* **Exercise aim**
Go through the records and extract every line with the word "stPoint".

** Opening Input data block **

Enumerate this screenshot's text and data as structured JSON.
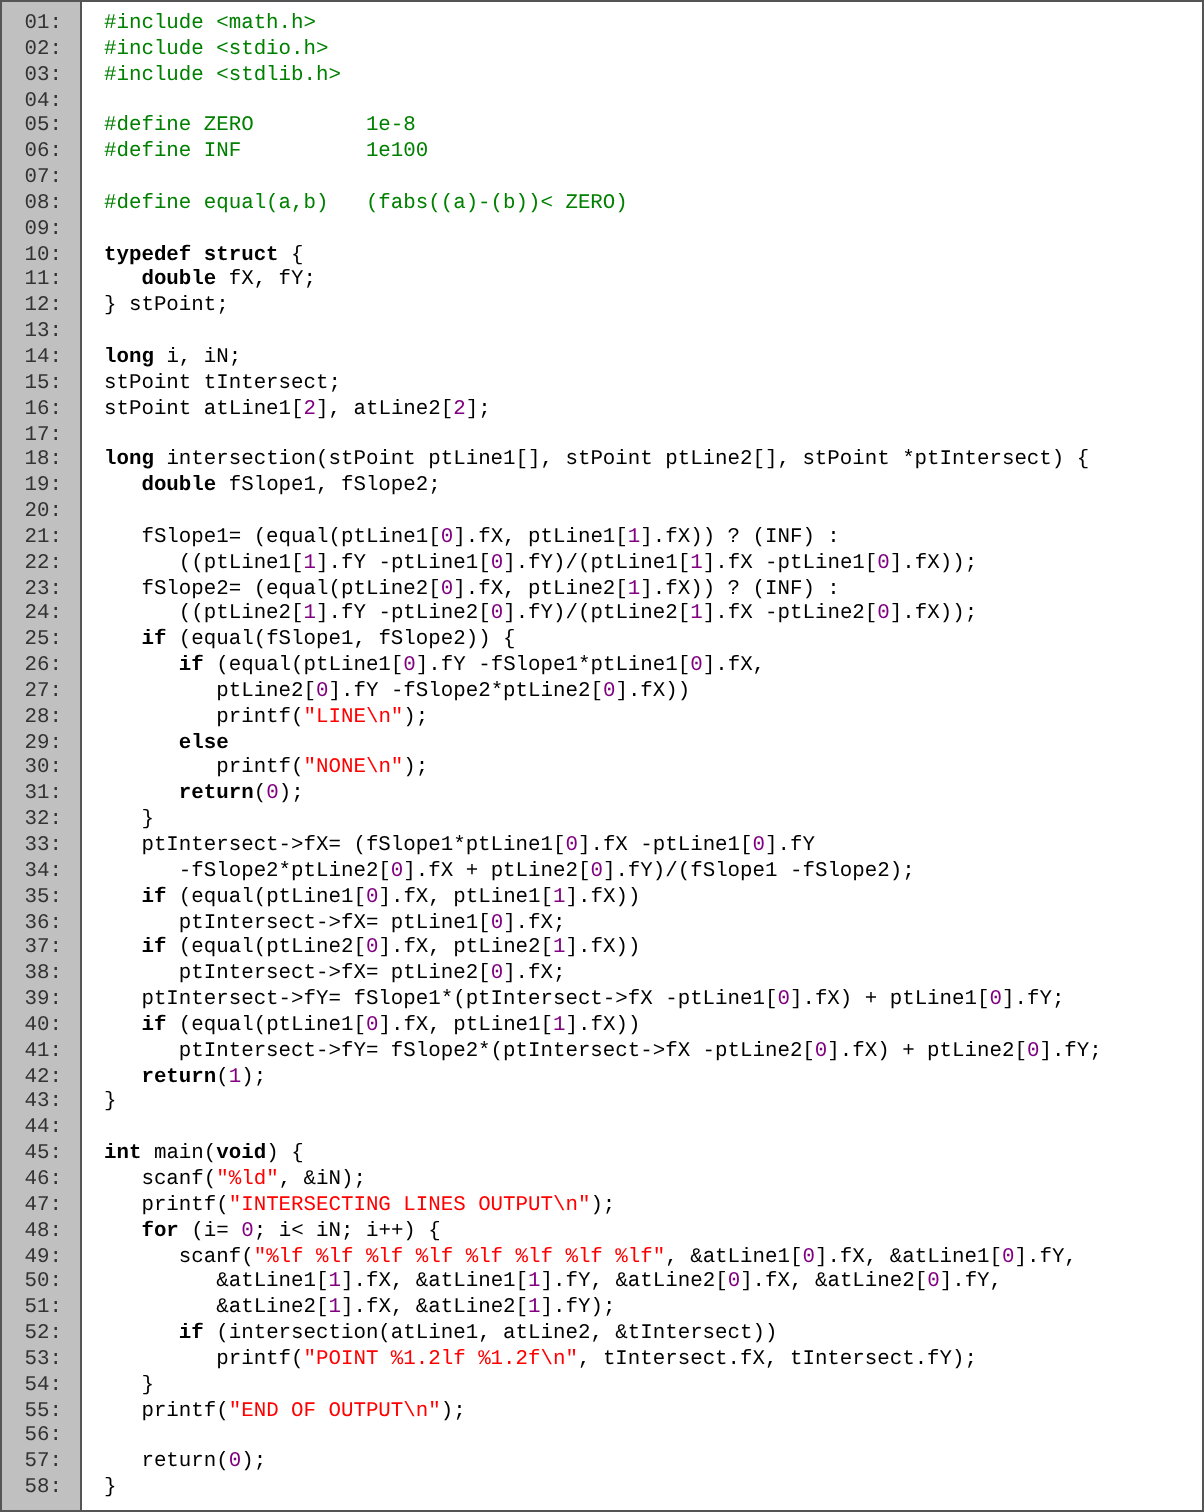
{
  "listing": {
    "lines": [
      {
        "number": "01:",
        "tokens": [
          {
            "kind": "directive",
            "text": "#include <math.h>"
          }
        ]
      },
      {
        "number": "02:",
        "tokens": [
          {
            "kind": "directive",
            "text": "#include <stdio.h>"
          }
        ]
      },
      {
        "number": "03:",
        "tokens": [
          {
            "kind": "directive",
            "text": "#include <stdlib.h>"
          }
        ]
      },
      {
        "number": "04:"
      },
      {
        "number": "05:",
        "tokens": [
          {
            "kind": "directive",
            "text": "#define ZERO         1e-8"
          }
        ]
      },
      {
        "number": "06:",
        "tokens": [
          {
            "kind": "directive",
            "text": "#define INF          1e100"
          }
        ]
      },
      {
        "number": "07:"
      },
      {
        "number": "08:",
        "tokens": [
          {
            "kind": "directive",
            "text": "#define equal(a,b)   (fabs((a)-(b))< ZERO)"
          }
        ]
      },
      {
        "number": "09:"
      },
      {
        "number": "10:",
        "tokens": [
          {
            "kind": "keyword",
            "text": "typedef struct"
          },
          {
            "kind": "plain",
            "text": " {"
          }
        ]
      },
      {
        "number": "11:",
        "tokens": [
          {
            "kind": "keyword",
            "text": "   double"
          },
          {
            "kind": "plain",
            "text": " fX, fY;"
          }
        ]
      },
      {
        "number": "12:",
        "tokens": [
          {
            "kind": "plain",
            "text": "} stPoint;"
          }
        ]
      },
      {
        "number": "13:"
      },
      {
        "number": "14:",
        "tokens": [
          {
            "kind": "keyword",
            "text": "long"
          },
          {
            "kind": "plain",
            "text": " i, iN;"
          }
        ]
      },
      {
        "number": "15:",
        "tokens": [
          {
            "kind": "plain",
            "text": "stPoint tIntersect;"
          }
        ]
      },
      {
        "number": "16:",
        "tokens": [
          {
            "kind": "plain",
            "text": "stPoint atLine1["
          },
          {
            "kind": "number",
            "text": "2"
          },
          {
            "kind": "plain",
            "text": "], atLine2["
          },
          {
            "kind": "number",
            "text": "2"
          },
          {
            "kind": "plain",
            "text": "];"
          }
        ]
      },
      {
        "number": "17:"
      },
      {
        "number": "18:",
        "tokens": [
          {
            "kind": "keyword",
            "text": "long"
          },
          {
            "kind": "plain",
            "text": " intersection(stPoint ptLine1[], stPoint ptLine2[], stPoint *ptIntersect) {"
          }
        ]
      },
      {
        "number": "19:",
        "tokens": [
          {
            "kind": "keyword",
            "text": "   double"
          },
          {
            "kind": "plain",
            "text": " fSlope1, fSlope2;"
          }
        ]
      },
      {
        "number": "20:"
      },
      {
        "number": "21:",
        "tokens": [
          {
            "kind": "plain",
            "text": "   fSlope1= (equal(ptLine1["
          },
          {
            "kind": "number",
            "text": "0"
          },
          {
            "kind": "plain",
            "text": "].fX, ptLine1["
          },
          {
            "kind": "number",
            "text": "1"
          },
          {
            "kind": "plain",
            "text": "].fX)) ? (INF) :"
          }
        ]
      },
      {
        "number": "22:",
        "tokens": [
          {
            "kind": "plain",
            "text": "      ((ptLine1["
          },
          {
            "kind": "number",
            "text": "1"
          },
          {
            "kind": "plain",
            "text": "].fY -ptLine1["
          },
          {
            "kind": "number",
            "text": "0"
          },
          {
            "kind": "plain",
            "text": "].fY)/(ptLine1["
          },
          {
            "kind": "number",
            "text": "1"
          },
          {
            "kind": "plain",
            "text": "].fX -ptLine1["
          },
          {
            "kind": "number",
            "text": "0"
          },
          {
            "kind": "plain",
            "text": "].fX));"
          }
        ]
      },
      {
        "number": "23:",
        "tokens": [
          {
            "kind": "plain",
            "text": "   fSlope2= (equal(ptLine2["
          },
          {
            "kind": "number",
            "text": "0"
          },
          {
            "kind": "plain",
            "text": "].fX, ptLine2["
          },
          {
            "kind": "number",
            "text": "1"
          },
          {
            "kind": "plain",
            "text": "].fX)) ? (INF) :"
          }
        ]
      },
      {
        "number": "24:",
        "tokens": [
          {
            "kind": "plain",
            "text": "      ((ptLine2["
          },
          {
            "kind": "number",
            "text": "1"
          },
          {
            "kind": "plain",
            "text": "].fY -ptLine2["
          },
          {
            "kind": "number",
            "text": "0"
          },
          {
            "kind": "plain",
            "text": "].fY)/(ptLine2["
          },
          {
            "kind": "number",
            "text": "1"
          },
          {
            "kind": "plain",
            "text": "].fX -ptLine2["
          },
          {
            "kind": "number",
            "text": "0"
          },
          {
            "kind": "plain",
            "text": "].fX));"
          }
        ]
      },
      {
        "number": "25:",
        "tokens": [
          {
            "kind": "keyword",
            "text": "   if"
          },
          {
            "kind": "plain",
            "text": " (equal(fSlope1, fSlope2)) {"
          }
        ]
      },
      {
        "number": "26:",
        "tokens": [
          {
            "kind": "keyword",
            "text": "      if"
          },
          {
            "kind": "plain",
            "text": " (equal(ptLine1["
          },
          {
            "kind": "number",
            "text": "0"
          },
          {
            "kind": "plain",
            "text": "].fY -fSlope1*ptLine1["
          },
          {
            "kind": "number",
            "text": "0"
          },
          {
            "kind": "plain",
            "text": "].fX,"
          }
        ]
      },
      {
        "number": "27:",
        "tokens": [
          {
            "kind": "plain",
            "text": "         ptLine2["
          },
          {
            "kind": "number",
            "text": "0"
          },
          {
            "kind": "plain",
            "text": "].fY -fSlope2*ptLine2["
          },
          {
            "kind": "number",
            "text": "0"
          },
          {
            "kind": "plain",
            "text": "].fX))"
          }
        ]
      },
      {
        "number": "28:",
        "tokens": [
          {
            "kind": "plain",
            "text": "         printf("
          },
          {
            "kind": "string",
            "text": "\"LINE\\n\""
          },
          {
            "kind": "plain",
            "text": ");"
          }
        ]
      },
      {
        "number": "29:",
        "tokens": [
          {
            "kind": "keyword",
            "text": "      else"
          }
        ]
      },
      {
        "number": "30:",
        "tokens": [
          {
            "kind": "plain",
            "text": "         printf("
          },
          {
            "kind": "string",
            "text": "\"NONE\\n\""
          },
          {
            "kind": "plain",
            "text": ");"
          }
        ]
      },
      {
        "number": "31:",
        "tokens": [
          {
            "kind": "keyword",
            "text": "      return"
          },
          {
            "kind": "plain",
            "text": "("
          },
          {
            "kind": "number",
            "text": "0"
          },
          {
            "kind": "plain",
            "text": ");"
          }
        ]
      },
      {
        "number": "32:",
        "tokens": [
          {
            "kind": "plain",
            "text": "   }"
          }
        ]
      },
      {
        "number": "33:",
        "tokens": [
          {
            "kind": "plain",
            "text": "   ptIntersect->fX= (fSlope1*ptLine1["
          },
          {
            "kind": "number",
            "text": "0"
          },
          {
            "kind": "plain",
            "text": "].fX -ptLine1["
          },
          {
            "kind": "number",
            "text": "0"
          },
          {
            "kind": "plain",
            "text": "].fY"
          }
        ]
      },
      {
        "number": "34:",
        "tokens": [
          {
            "kind": "plain",
            "text": "      -fSlope2*ptLine2["
          },
          {
            "kind": "number",
            "text": "0"
          },
          {
            "kind": "plain",
            "text": "].fX + ptLine2["
          },
          {
            "kind": "number",
            "text": "0"
          },
          {
            "kind": "plain",
            "text": "].fY)/(fSlope1 -fSlope2);"
          }
        ]
      },
      {
        "number": "35:",
        "tokens": [
          {
            "kind": "keyword",
            "text": "   if"
          },
          {
            "kind": "plain",
            "text": " (equal(ptLine1["
          },
          {
            "kind": "number",
            "text": "0"
          },
          {
            "kind": "plain",
            "text": "].fX, ptLine1["
          },
          {
            "kind": "number",
            "text": "1"
          },
          {
            "kind": "plain",
            "text": "].fX))"
          }
        ]
      },
      {
        "number": "36:",
        "tokens": [
          {
            "kind": "plain",
            "text": "      ptIntersect->fX= ptLine1["
          },
          {
            "kind": "number",
            "text": "0"
          },
          {
            "kind": "plain",
            "text": "].fX;"
          }
        ]
      },
      {
        "number": "37:",
        "tokens": [
          {
            "kind": "keyword",
            "text": "   if"
          },
          {
            "kind": "plain",
            "text": " (equal(ptLine2["
          },
          {
            "kind": "number",
            "text": "0"
          },
          {
            "kind": "plain",
            "text": "].fX, ptLine2["
          },
          {
            "kind": "number",
            "text": "1"
          },
          {
            "kind": "plain",
            "text": "].fX))"
          }
        ]
      },
      {
        "number": "38:",
        "tokens": [
          {
            "kind": "plain",
            "text": "      ptIntersect->fX= ptLine2["
          },
          {
            "kind": "number",
            "text": "0"
          },
          {
            "kind": "plain",
            "text": "].fX;"
          }
        ]
      },
      {
        "number": "39:",
        "tokens": [
          {
            "kind": "plain",
            "text": "   ptIntersect->fY= fSlope1*(ptIntersect->fX -ptLine1["
          },
          {
            "kind": "number",
            "text": "0"
          },
          {
            "kind": "plain",
            "text": "].fX) + ptLine1["
          },
          {
            "kind": "number",
            "text": "0"
          },
          {
            "kind": "plain",
            "text": "].fY;"
          }
        ]
      },
      {
        "number": "40:",
        "tokens": [
          {
            "kind": "keyword",
            "text": "   if"
          },
          {
            "kind": "plain",
            "text": " (equal(ptLine1["
          },
          {
            "kind": "number",
            "text": "0"
          },
          {
            "kind": "plain",
            "text": "].fX, ptLine1["
          },
          {
            "kind": "number",
            "text": "1"
          },
          {
            "kind": "plain",
            "text": "].fX))"
          }
        ]
      },
      {
        "number": "41:",
        "tokens": [
          {
            "kind": "plain",
            "text": "      ptIntersect->fY= fSlope2*(ptIntersect->fX -ptLine2["
          },
          {
            "kind": "number",
            "text": "0"
          },
          {
            "kind": "plain",
            "text": "].fX) + ptLine2["
          },
          {
            "kind": "number",
            "text": "0"
          },
          {
            "kind": "plain",
            "text": "].fY;"
          }
        ]
      },
      {
        "number": "42:",
        "tokens": [
          {
            "kind": "keyword",
            "text": "   return"
          },
          {
            "kind": "plain",
            "text": "("
          },
          {
            "kind": "number",
            "text": "1"
          },
          {
            "kind": "plain",
            "text": ");"
          }
        ]
      },
      {
        "number": "43:",
        "tokens": [
          {
            "kind": "plain",
            "text": "}"
          }
        ]
      },
      {
        "number": "44:"
      },
      {
        "number": "45:",
        "tokens": [
          {
            "kind": "keyword",
            "text": "int"
          },
          {
            "kind": "plain",
            "text": " main("
          },
          {
            "kind": "keyword",
            "text": "void"
          },
          {
            "kind": "plain",
            "text": ") {"
          }
        ]
      },
      {
        "number": "46:",
        "tokens": [
          {
            "kind": "plain",
            "text": "   scanf("
          },
          {
            "kind": "string",
            "text": "\"%ld\""
          },
          {
            "kind": "plain",
            "text": ", &iN);"
          }
        ]
      },
      {
        "number": "47:",
        "tokens": [
          {
            "kind": "plain",
            "text": "   printf("
          },
          {
            "kind": "string",
            "text": "\"INTERSECTING LINES OUTPUT\\n\""
          },
          {
            "kind": "plain",
            "text": ");"
          }
        ]
      },
      {
        "number": "48:",
        "tokens": [
          {
            "kind": "keyword",
            "text": "   for"
          },
          {
            "kind": "plain",
            "text": " (i= "
          },
          {
            "kind": "number",
            "text": "0"
          },
          {
            "kind": "plain",
            "text": "; i< iN; i++) {"
          }
        ]
      },
      {
        "number": "49:",
        "tokens": [
          {
            "kind": "plain",
            "text": "      scanf("
          },
          {
            "kind": "string",
            "text": "\"%lf %lf %lf %lf %lf %lf %lf %lf\""
          },
          {
            "kind": "plain",
            "text": ", &atLine1["
          },
          {
            "kind": "number",
            "text": "0"
          },
          {
            "kind": "plain",
            "text": "].fX, &atLine1["
          },
          {
            "kind": "number",
            "text": "0"
          },
          {
            "kind": "plain",
            "text": "].fY,"
          }
        ]
      },
      {
        "number": "50:",
        "tokens": [
          {
            "kind": "plain",
            "text": "         &atLine1["
          },
          {
            "kind": "number",
            "text": "1"
          },
          {
            "kind": "plain",
            "text": "].fX, &atLine1["
          },
          {
            "kind": "number",
            "text": "1"
          },
          {
            "kind": "plain",
            "text": "].fY, &atLine2["
          },
          {
            "kind": "number",
            "text": "0"
          },
          {
            "kind": "plain",
            "text": "].fX, &atLine2["
          },
          {
            "kind": "number",
            "text": "0"
          },
          {
            "kind": "plain",
            "text": "].fY,"
          }
        ]
      },
      {
        "number": "51:",
        "tokens": [
          {
            "kind": "plain",
            "text": "         &atLine2["
          },
          {
            "kind": "number",
            "text": "1"
          },
          {
            "kind": "plain",
            "text": "].fX, &atLine2["
          },
          {
            "kind": "number",
            "text": "1"
          },
          {
            "kind": "plain",
            "text": "].fY);"
          }
        ]
      },
      {
        "number": "52:",
        "tokens": [
          {
            "kind": "keyword",
            "text": "      if"
          },
          {
            "kind": "plain",
            "text": " (intersection(atLine1, atLine2, &tIntersect))"
          }
        ]
      },
      {
        "number": "53:",
        "tokens": [
          {
            "kind": "plain",
            "text": "         printf("
          },
          {
            "kind": "string",
            "text": "\"POINT %1.2lf %1.2f\\n\""
          },
          {
            "kind": "plain",
            "text": ", tIntersect.fX, tIntersect.fY);"
          }
        ]
      },
      {
        "number": "54:",
        "tokens": [
          {
            "kind": "plain",
            "text": "   }"
          }
        ]
      },
      {
        "number": "55:",
        "tokens": [
          {
            "kind": "plain",
            "text": "   printf("
          },
          {
            "kind": "string",
            "text": "\"END OF OUTPUT\\n\""
          },
          {
            "kind": "plain",
            "text": ");"
          }
        ]
      },
      {
        "number": "56:"
      },
      {
        "number": "57:",
        "tokens": [
          {
            "kind": "plain",
            "text": "   return("
          },
          {
            "kind": "number",
            "text": "0"
          },
          {
            "kind": "plain",
            "text": ");"
          }
        ]
      },
      {
        "number": "58:",
        "tokens": [
          {
            "kind": "plain",
            "text": "}"
          }
        ]
      }
    ]
  }
}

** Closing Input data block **

* **Output of the task**
            "text": "} stPoint;"
            "text": "stPoint tIntersect;"
            "text": "stPoint atLine1["
            "text": " intersection(stPoint ptLine1[], stPoint ptLine2[], stPoint *ptIntersect) {"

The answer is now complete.